Related In: Results  -  Collection

License
Show All Figures
getmorefigures.php?uid=PMC3105414&req=5

Figure 8: Combining HADDOCK and SAXS to model FinO45–186: SLII. Pair-wise RMSD cluster analysis was performed on the top 250 models ordered on χ2. Five clusters were obtained using an RMSD cutoff of 13 Å. (A) Model complexes from the best cluster (mean χ2 for nine members, 4.1) are shown in gray. The average structure for this cluster as calculated using THESEUS is represented with red spheres. (B) The average structures for all five clusters are shown superimposed. The average structure for the best cluster shown in (A) is shown as a red ribbon, and that of a significant structural outlier in white.
Mentions: For comparison, HADDOCK was run using randomly selected AIRs between residues and nucleotides containing >20% relative accessibility to generate 2500 models. This random-AIR model set had a mean χ2 of 17.5, significantly worse than that of the restrained model set, with the single best-fit to the experimental scattering of 2.1. Although this best-fit randomly restrained model slightly improves the fit to the SAXS data relative to the best-fit restrained model, inspection shows a poor fit to the biochemical data. The best 250 RNA–protein complex models, ordered on χ2 were subjected to RMSD-based pair-wise cluster analysis.
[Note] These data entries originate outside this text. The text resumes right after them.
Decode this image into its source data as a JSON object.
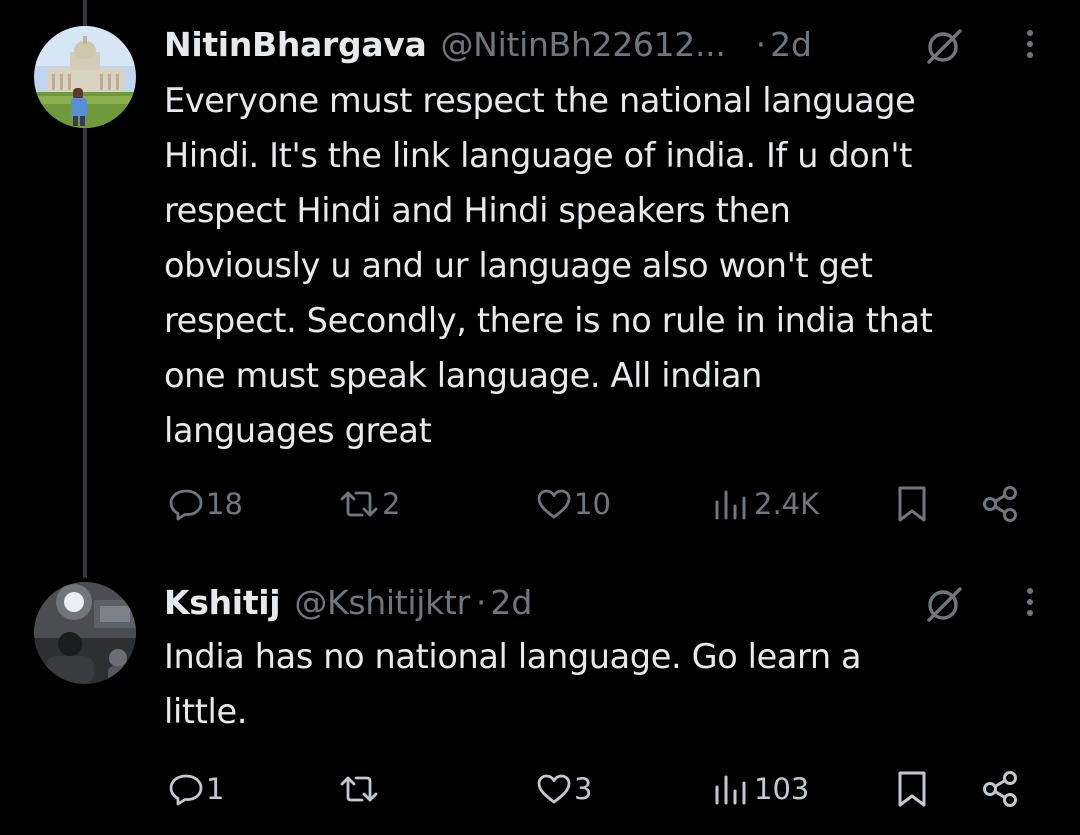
{
  "tweets": [
    {
      "display_name": "NitinBhargava",
      "handle": "@NitinBh22612...",
      "separator": "·",
      "time": "2d",
      "text": "Everyone must respect the national language\nHindi. It's the link language of india. If u don't\nrespect Hindi and Hindi speakers  then\nobviously u and ur language also won't get\nrespect. Secondly, there is no rule in india that\none must speak language. All indian\nlanguages great",
      "actions": {
        "replies": "18",
        "reposts": "2",
        "likes": "10",
        "views": "2.4K"
      }
    },
    {
      "display_name": "Kshitij",
      "handle": "@Kshitijktr",
      "separator": "·",
      "time": "2d",
      "text": "India has no national language. Go learn a\nlittle.",
      "actions": {
        "replies": "1",
        "reposts": "",
        "likes": "3",
        "views": "103"
      }
    }
  ],
  "icons": {
    "reply": "reply-icon",
    "repost": "repost-icon",
    "like": "heart-icon",
    "views": "views-icon",
    "bookmark": "bookmark-icon",
    "share": "share-icon",
    "grok": "grok-icon",
    "more": "more-vertical-icon"
  },
  "colors": {
    "background": "#000000",
    "text_primary": "#e7e9ea",
    "text_secondary": "#71767b",
    "thread_line": "#333639"
  }
}
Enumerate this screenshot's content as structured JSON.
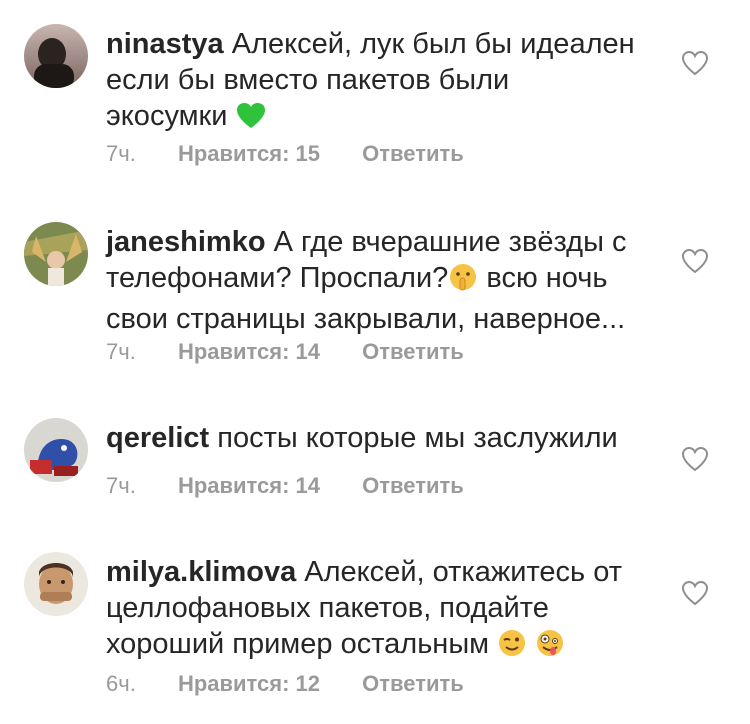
{
  "comments": [
    {
      "username": "ninastya",
      "text": "Алексей, лук был бы идеален если бы вместо пакетов были экосумки",
      "lines": [
        "Алексей, лук был бы идеален",
        "если бы вместо пакетов были",
        "экосумки"
      ],
      "emoji": [
        "green-heart-emoji"
      ],
      "time": "7ч.",
      "likes": "Нравится: 15",
      "reply": "Ответить"
    },
    {
      "username": "janeshimko",
      "text": "А где вчерашние звёзды с телефонами? Проспали? всю ночь свои страницы закрывали, наверное...",
      "lines": [
        "А где вчерашние звёзды с",
        "телефонами? Проспали?",
        "всю ночь",
        "свои страницы закрывали, наверное..."
      ],
      "emoji": [
        "shushing-face-emoji"
      ],
      "time": "7ч.",
      "likes": "Нравится: 14",
      "reply": "Ответить"
    },
    {
      "username": "qerelict",
      "text": "посты которые мы заслужили",
      "lines": [
        "посты которые мы заслужили"
      ],
      "emoji": [],
      "time": "7ч.",
      "likes": "Нравится: 14",
      "reply": "Ответить"
    },
    {
      "username": "milya.klimova",
      "text": "Алексей, откажитесь от целлофановых пакетов, подайте хороший пример остальным",
      "lines": [
        "Алексей, откажитесь от",
        "целлофановых пакетов, подайте",
        "хороший пример остальным"
      ],
      "emoji": [
        "winking-face-emoji",
        "zany-face-emoji"
      ],
      "time": "6ч.",
      "likes": "Нравится: 12",
      "reply": "Ответить"
    }
  ],
  "colors": {
    "text": "#262626",
    "meta": "#9a9a9a",
    "background": "#ffffff"
  },
  "icons": {
    "like": "heart-outline-icon"
  }
}
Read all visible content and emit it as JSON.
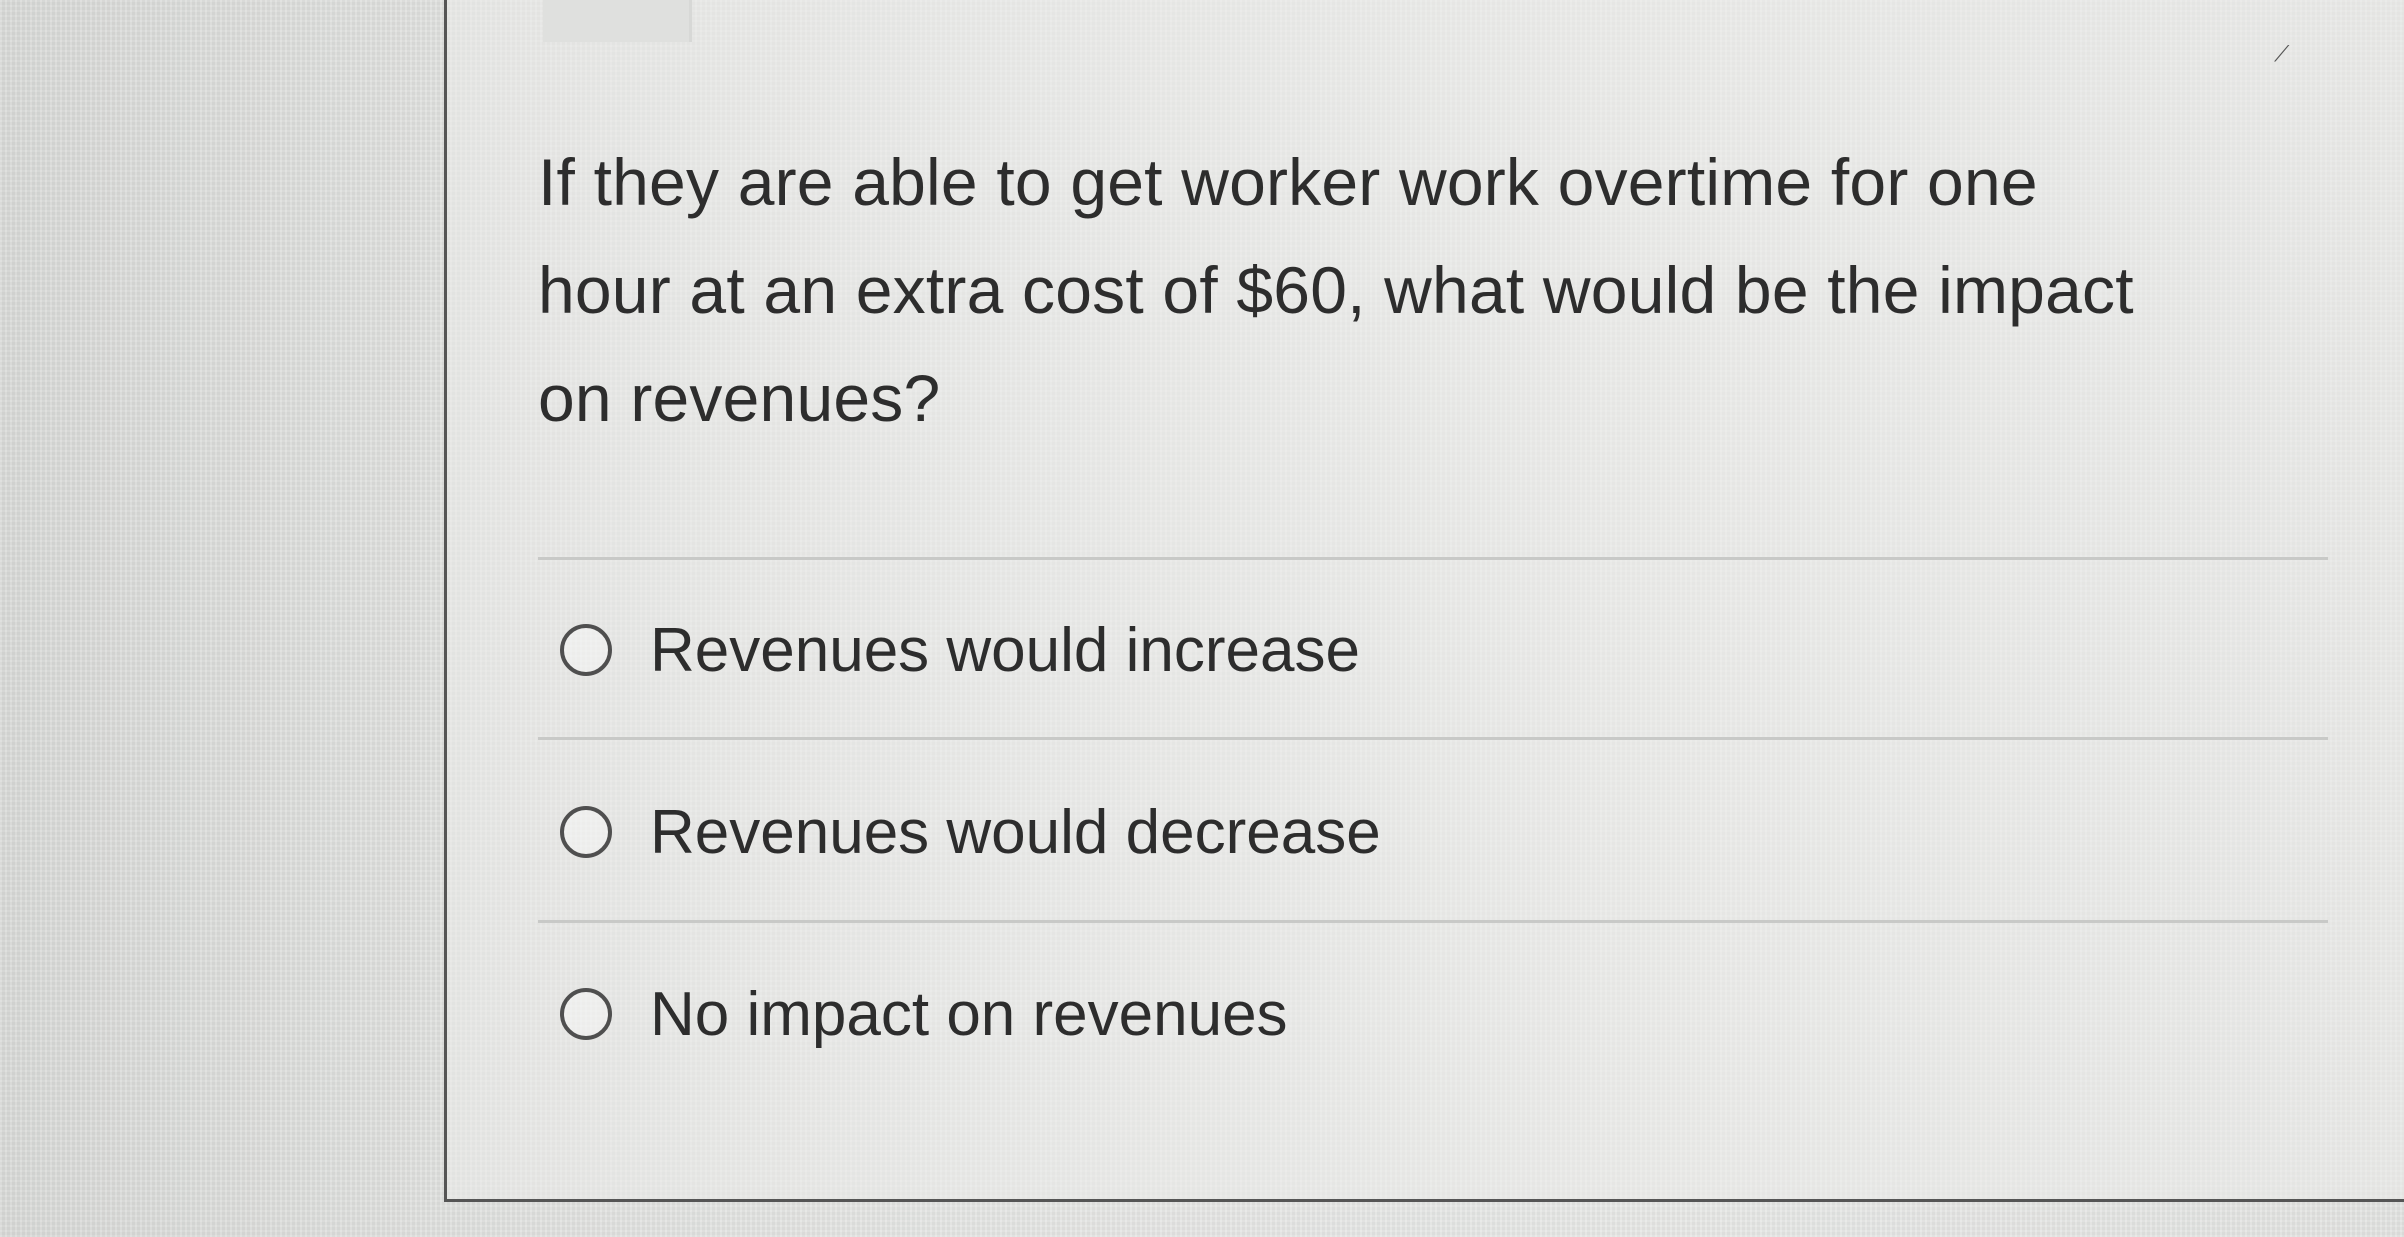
{
  "question": {
    "line_1": "If they are able to get worker work overtime for one",
    "line_2": "hour at an extra cost of $60, what would be the impact",
    "line_3": "on revenues?"
  },
  "options": [
    {
      "label": "Revenues would increase",
      "selected": false
    },
    {
      "label": "Revenues would decrease",
      "selected": false
    },
    {
      "label": "No impact on revenues",
      "selected": false
    }
  ],
  "icons": {
    "resize": "resize-handle-icon",
    "radio": "radio-button-icon"
  },
  "colors": {
    "text": "#2d2d2d",
    "border": "#555555",
    "divider": "#c8c9c7"
  }
}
Five clusters (Figure 8) met the criteria of having a pair-wise RMSD cutoff less than 13 Å and containing at least six members. In every case, the RNA docked to the side of FinO containing the positively charged patch and residues Arg121, Lys125 and Arg165. Alignment of the stem–loop was also consistent amongst all clusters with the base of the RNA closer to the globular portion of FinO and the stem-loop generally coincident with the N-terminal helical extension. A representative model from one of these clusters was chosen to illustrate the satisfaction of a number of the programmed distance restraints and the general orientation of the RNA stem (Figure 9A) while still providing a reasonable fit to the SAXS data (Figure 9B). Nucleotides C7 and G8 are partially buried against the N-terminal α-helix of FinO and the 3′-tail extends along the positively charged face of FinO within contact distance of residues Arg121, Lys125 and Arg165. The fit of this particular model to the experimental data, χ2 of 4.2, is comparable to the mean χ2 of 4.6 for all 39 models in the five clusters.Figure 8.

Bottom Line: The collective results allow the generation of an energy-minimized model of the FinO-SLII complex, consistent with small-angle X-ray scattering data.The repression complex model was constrained using previously reported cross-linking data and newly developed footprinting results.Together, these data lead us to propose a model of how FinO mediates FinP/traJ mRNA pairing to down regulate bacterial conjugation.

View Article: PubMed Central - PubMed

Affiliation: Department of Biochemistry, University of Alberta, Edmonton, AB T6G 2H7, Canada.

ABSTRACT
Bacterial conjugation is regulated by two-component repression comprising the antisense RNA FinP, and its protein co-factor FinO. FinO mediates base-pairing of FinP to the 5'-untranslated region (UTR) of traJ mRNA, which leads to translational inhibition of the transcriptional activator TraJ and subsequent down regulation of conjugation genes. Yet, little is known about how FinO binds to its RNA targets or how this interaction facilitates FinP and traJ mRNA pairing. Here, we use solution methods to determine how FinO binds specifically to its minimal high affinity target, FinP stem-loop II (SLII), and its complement SLIIc from traJ mRNA. Ribonuclease footprinting reveals that FinO contacts the base of the stem and the 3' single-stranded tails of these RNAs. The phosphorylation or oxidation of the 3'-nucleotide blocks FinO binding, suggesting FinO binds the 3'-hydroxyl of its RNA targets. The collective results allow the generation of an energy-minimized model of the FinO-SLII complex, consistent with small-angle X-ray scattering data. The repression complex model was constrained using previously reported cross-linking data and newly developed footprinting results. Together, these data lead us to propose a model of how FinO mediates FinP/traJ mRNA pairing to down regulate bacterial conjugation.

Show MeSH